## Exercise aim
Go through the data and retrieve each line that includes the string "JSON".

## Available data

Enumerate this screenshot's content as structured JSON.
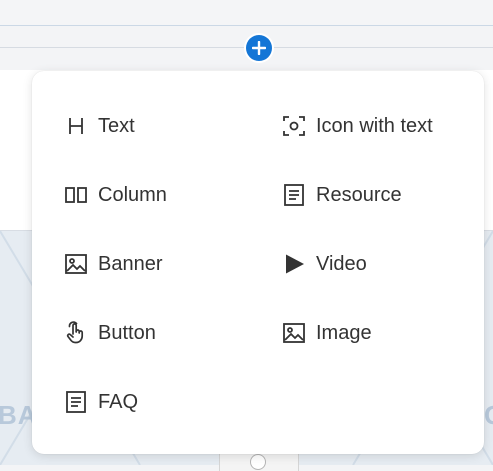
{
  "menu": {
    "items": [
      {
        "label": "Text",
        "icon": "heading-icon"
      },
      {
        "label": "Icon with text",
        "icon": "icon-frame-icon"
      },
      {
        "label": "Column",
        "icon": "columns-icon"
      },
      {
        "label": "Resource",
        "icon": "document-icon"
      },
      {
        "label": "Banner",
        "icon": "image-icon"
      },
      {
        "label": "Video",
        "icon": "play-icon"
      },
      {
        "label": "Button",
        "icon": "pointer-hand-icon"
      },
      {
        "label": "Image",
        "icon": "image-icon"
      },
      {
        "label": "FAQ",
        "icon": "document-icon"
      }
    ]
  },
  "background": {
    "banner_text_left": "BA",
    "banner_text_right": "G"
  },
  "colors": {
    "accent": "#1476d6",
    "icon": "#333333"
  }
}
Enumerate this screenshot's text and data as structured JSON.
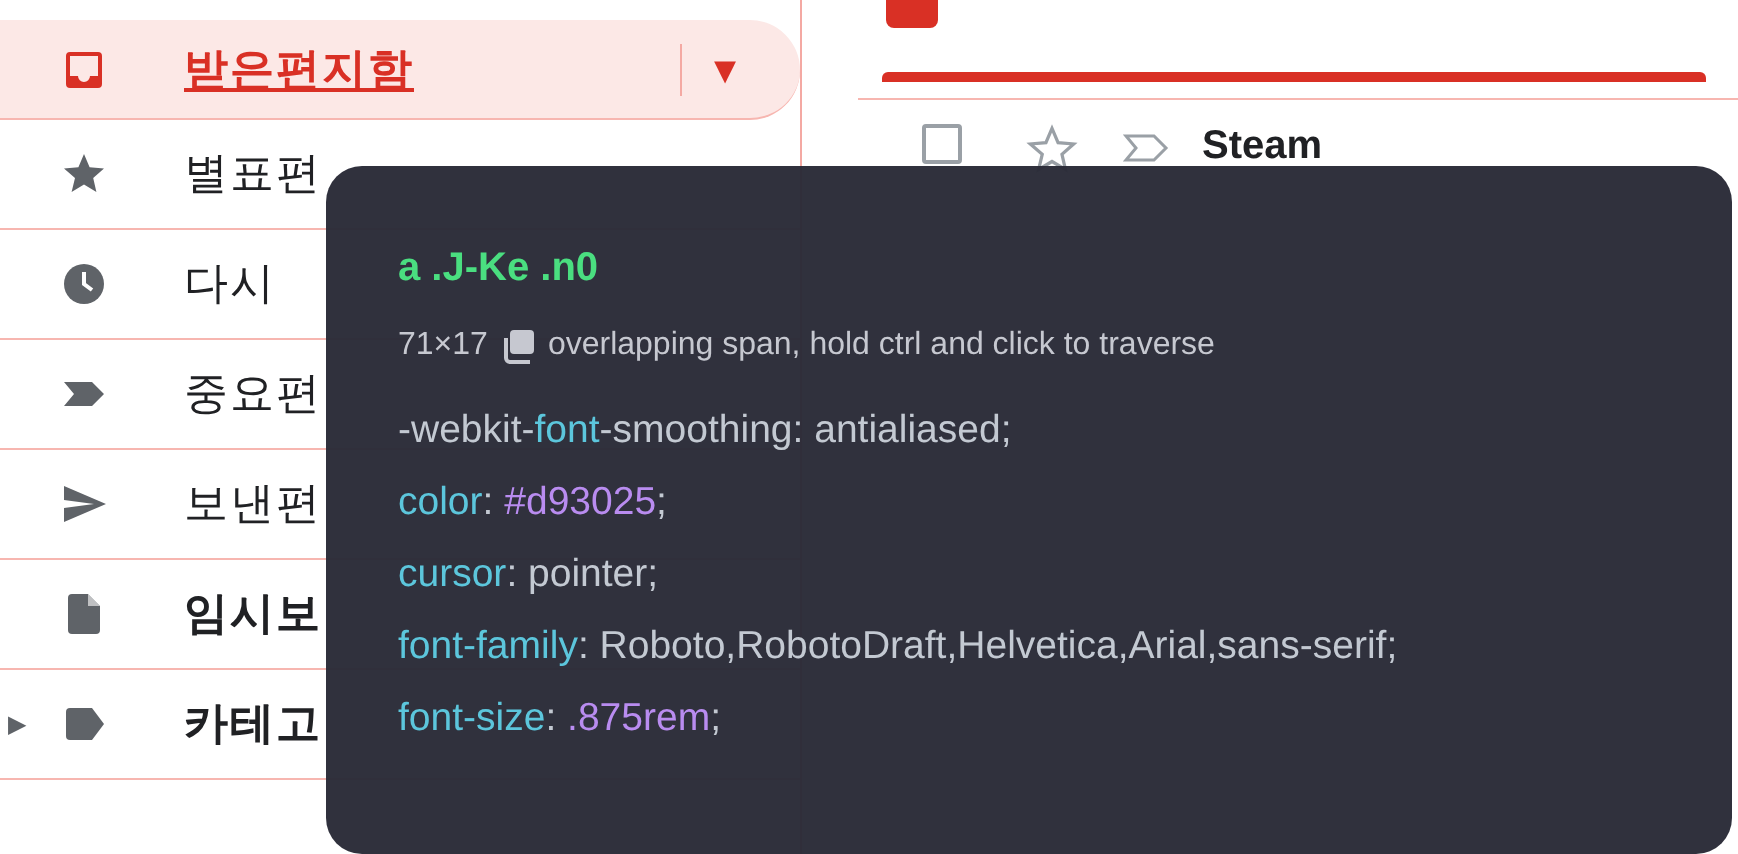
{
  "sidebar": {
    "items": [
      {
        "kind": "inbox",
        "label": "받은편지함",
        "selected": true,
        "unread": false,
        "menu": "▾"
      },
      {
        "kind": "star",
        "label": "별표편",
        "selected": false,
        "unread": false
      },
      {
        "kind": "clock",
        "label": "다시",
        "selected": false,
        "unread": false
      },
      {
        "kind": "important",
        "label": "중요편",
        "selected": false,
        "unread": false
      },
      {
        "kind": "send",
        "label": "보낸편",
        "selected": false,
        "unread": false
      },
      {
        "kind": "draft",
        "label": "임시보",
        "selected": false,
        "unread": true
      },
      {
        "kind": "label",
        "label": "카테고",
        "selected": false,
        "unread": true,
        "expanded": false,
        "expander": "▶"
      }
    ]
  },
  "messages": [
    {
      "sender": "Steam",
      "checked": false,
      "starred": false,
      "important": false
    }
  ],
  "inspector": {
    "selector": "a .J-Ke .n0",
    "size": "71×17",
    "note": "overlapping span, hold ctrl and click to traverse",
    "declarations": [
      [
        {
          "text": "-webkit-",
          "kind": "plain"
        },
        {
          "text": "font",
          "kind": "keyword"
        },
        {
          "text": "-smoothing: antialiased;",
          "kind": "plain"
        }
      ],
      [
        {
          "text": "color",
          "kind": "keyword"
        },
        {
          "text": ": ",
          "kind": "plain"
        },
        {
          "text": "#d93025",
          "kind": "number"
        },
        {
          "text": ";",
          "kind": "plain"
        }
      ],
      [
        {
          "text": "cursor",
          "kind": "keyword"
        },
        {
          "text": ": pointer;",
          "kind": "plain"
        }
      ],
      [
        {
          "text": "font-family",
          "kind": "keyword"
        },
        {
          "text": ": Roboto,RobotoDraft,Helvetica,Arial,sans-serif;",
          "kind": "plain"
        }
      ],
      [
        {
          "text": "font-size",
          "kind": "keyword"
        },
        {
          "text": ": ",
          "kind": "plain"
        },
        {
          "text": ".875rem",
          "kind": "number"
        },
        {
          "text": ";",
          "kind": "plain"
        }
      ]
    ]
  }
}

## The answer
Enumerate this screenshot's content as structured JSON.
Enumerate this screenshot's text and data as structured JSON.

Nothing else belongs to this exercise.